The Renaissance movements in Italy, Germany and England from the 14th to the 15th centuries brought renewed exposure to texts of the ancient world, including philosophy and science. But that wasn’t all. The Greek and Hebrew texts of the Bible attracted new interest among scholars, like the Dutch Catholic humanist Desiderius Erasmus.
As churchmen studied these texts they noticed contradictions between the writings of the apostles and the religious traditions that Rome had built up for over a millennium. Many were also disturbed over Rome’s excesses and departures from sound practice, such as the aggressive sale of indulgences by Johann Tetzel. In Roman theology indulgences are a release from the temporal punishments for previously confessed and forgiven sins, either in this life or in eternity. The German Augustinian monk Martin Luther argued that Tetzel was crassly selling release from years in purgatory, and that the true motivation for these sales was a fund drive for renovating St. Peter’s cathedral in Rome. In his famed 95 theses of 1517 Luther quoted the familiar proverb, “As soon as a coin in the coffer rings, a soul from purgatory springs". He wryly replied that when the coin fell into the collection box, gain and avarice increased instead (Theses #28). Luther’s writings, including the translation of the Bible from Erasmus’ Greek text into German, shaped what today is known in Germany as the Evangelische Landeskirche. The Lutheran movement survives today in northern Germany, the Scandinavian countries, the Baltic states, Tanzania, Indonesia, Canada and the United States.
Sixteen years after Luther’s publication of the 95 Theses, John Calvin, a brilliant young French lawyer, believed the New Testament message of the gospel, was converted, and broke from Rome. His calls for reform in the Roman church earned him persecution that drove him to flee to Strasbourg -- an imperial city of the Holy Roman Empire that allowed for religious freedom -- and later to Geneva, where William Farel persuaded him to help him establish a center for Protestantism. Calvin’s Institutes of the Christian Religion, as well as his many commentaries on books of the Bible, shaped the Calvinist movement in Switzerland, France and the Netherlands until his death in 1564.
Meanwhile in German-speaking Zurich, Huldrych Zwingli had been pressing for reform in the Catholic church over fasting during Lent, clerical marriage, and the use of images. His influence merged into the developing Calvinist tradition. Churches that still follow this stream of thinking are called Reformed churches and have spread into Holland, Scotland, South Africa, South Korea and the United States.
A third group of reformers, the Anabaptists or “re-baptizers” – so named by their opponents – emerged in Germany and Switzerland.

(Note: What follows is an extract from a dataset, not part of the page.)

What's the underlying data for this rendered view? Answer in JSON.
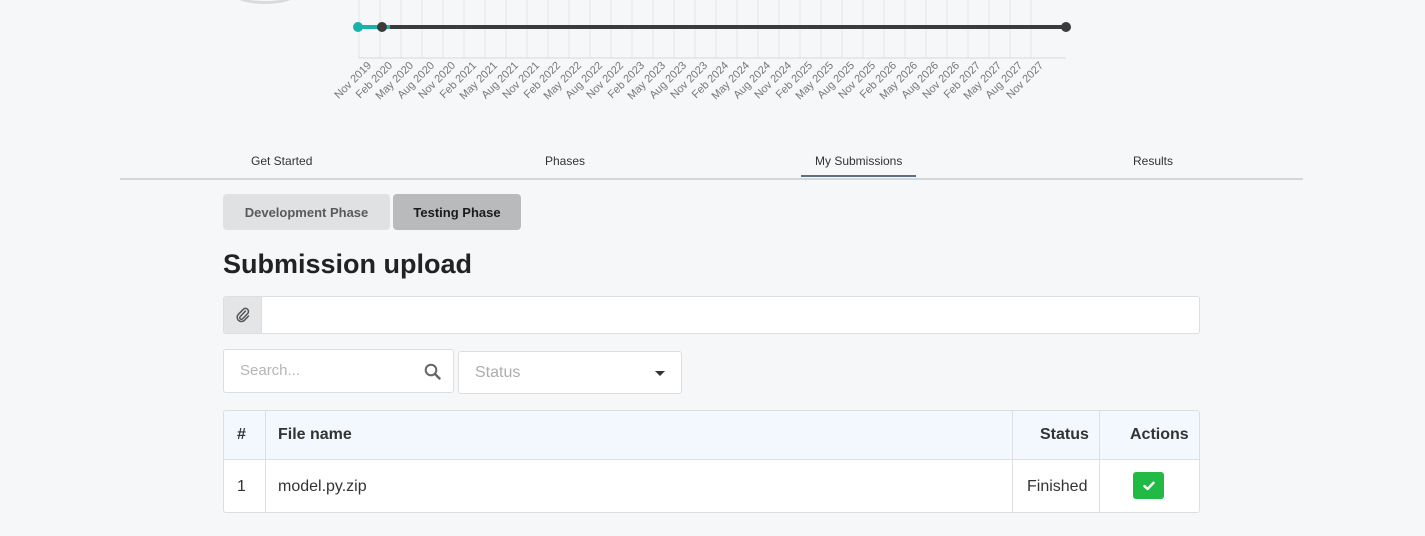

They argued against the practice of baptizing infants and began to administer believer’s baptism, based upon the New Testament model found in the book of Acts. Pedobaptism had taken root in the second and third centuries even though the original pattern was incontestably baptism of believers by immersion. Anabaptism also supported the notion of a local church composed of believing members and opposed the idea of a state church. The Anabaptist position constituted a “radical reformation” and was strongly persecuted by both the Roman and the Protestant churches, even by public execution. Both the Lutheran and Reformed movements retained Roman Catholicism’s practice of infant baptism and perspective on the relationship between Israel and the church.

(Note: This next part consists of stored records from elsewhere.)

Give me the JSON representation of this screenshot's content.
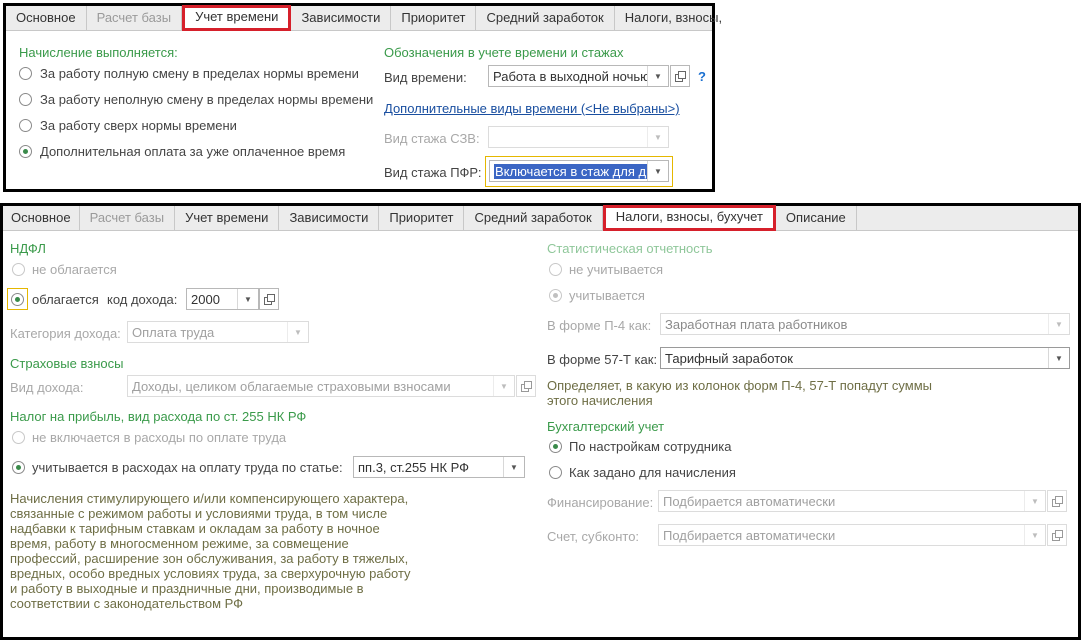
{
  "top": {
    "tabs": [
      "Основное",
      "Расчет базы",
      "Учет времени",
      "Зависимости",
      "Приоритет",
      "Средний заработок",
      "Налоги, взносы,"
    ],
    "accrual_group": "Начисление выполняется:",
    "accrual_options": [
      "За работу полную смену в пределах нормы времени",
      "За работу неполную смену в пределах нормы времени",
      "За работу сверх нормы времени",
      "Дополнительная оплата за уже оплаченное время"
    ],
    "designations_group": "Обозначения в учете времени и стажах",
    "time_type_label": "Вид времени:",
    "time_type_value": "Работа в выходной ночью",
    "help": "?",
    "extra_time_link": "Дополнительные виды времени (<Не выбраны>)",
    "szv_label": "Вид стажа СЗВ:",
    "szv_value": "",
    "pfr_label": "Вид стажа ПФР:",
    "pfr_value": "Включается в стаж для д"
  },
  "bottom": {
    "tabs": [
      "Основное",
      "Расчет базы",
      "Учет времени",
      "Зависимости",
      "Приоритет",
      "Средний заработок",
      "Налоги, взносы, бухучет",
      "Описание"
    ],
    "ndfl_group": "НДФЛ",
    "ndfl_not_taxed": "не облагается",
    "ndfl_taxed": "облагается",
    "income_code_label": "код дохода:",
    "income_code_value": "2000",
    "income_category_label": "Категория дохода:",
    "income_category_value": "Оплата труда",
    "insurance_group": "Страховые взносы",
    "income_type_label": "Вид дохода:",
    "income_type_value": "Доходы, целиком облагаемые страховыми взносами",
    "profit_tax_group": "Налог на прибыль, вид расхода по ст. 255 НК РФ",
    "profit_not_included": "не включается в расходы по оплате труда",
    "profit_included": "учитывается в расходах на оплату труда по статье:",
    "article_value": "пп.3, ст.255 НК РФ",
    "profit_note": "Начисления стимулирующего и/или компенсирующего характера, связанные с режимом работы и условиями труда, в том числе надбавки к тарифным ставкам и окладам за работу в ночное время, работу в многосменном режиме, за совмещение профессий, расширение зон обслуживания, за работу в тяжелых, вредных, особо вредных условиях труда, за сверхурочную работу и работу в выходные и праздничные дни, производимые в соответствии с законодательством РФ",
    "stats_group": "Статистическая отчетность",
    "stats_not_counted": "не учитывается",
    "stats_counted": "учитывается",
    "p4_label": "В форме П-4 как:",
    "p4_value": "Заработная плата работников",
    "f57_label": "В форме 57-Т как:",
    "f57_value": "Тарифный заработок",
    "stats_note": "Определяет, в какую из колонок форм П-4, 57-Т попадут суммы этого начисления",
    "accounting_group": "Бухгалтерский учет",
    "acc_employee": "По настройкам сотрудника",
    "acc_accrual": "Как задано для начисления",
    "financing_label": "Финансирование:",
    "financing_value": "Подбирается автоматически",
    "account_label": "Счет, субконто:",
    "account_value": "Подбирается автоматически"
  },
  "colors": {
    "accent_green": "#3a9a4a",
    "highlight_red": "#d6202b",
    "selection_blue": "#3b66c4",
    "focus_yellow": "#e5b700"
  }
}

Although the Protestant Reformation varied depending upon the country and the doctrinal orientation, the movement insisted upon several fundamental principles expressed in well-known Latin phrases:
□ Soli Deo Gloria rightly honored God's sole wisdom and power over all man-made religion and papal authority.
□ Sola Gratia rightly insisted upon the reality of eternal salvation granted by the grace of God through faith alone, not faith plus good works.
□ Sola Scriptura rightly emphasized the sole authority of the Bible for faith and practice, thus disengaging the church from the authority of tradition and the Roman magisterium.
So . . . is CCC a Protestant church? Yes and no. We owe much to all the Reformers, especially in their return to the New Testament truth of justification by grace through faith alone. At the same time we also stand in the Anabaptist tradition in regard to believer’s baptism and view of the relationship between the church and the state. We're convinced the cause of Christ is furthered when young people do not consider themselves "Christians" just because of a religious ceremony they participated in with neither their understanding nor their consent. And we believe the gospel is also advanced when the state and the local church do not meddle in one another's affairs.
I might add we're also concerned about other trends in modern Protestantism which would make us hesitate to hitch our wagon to this movement . . . but that's for the next time around.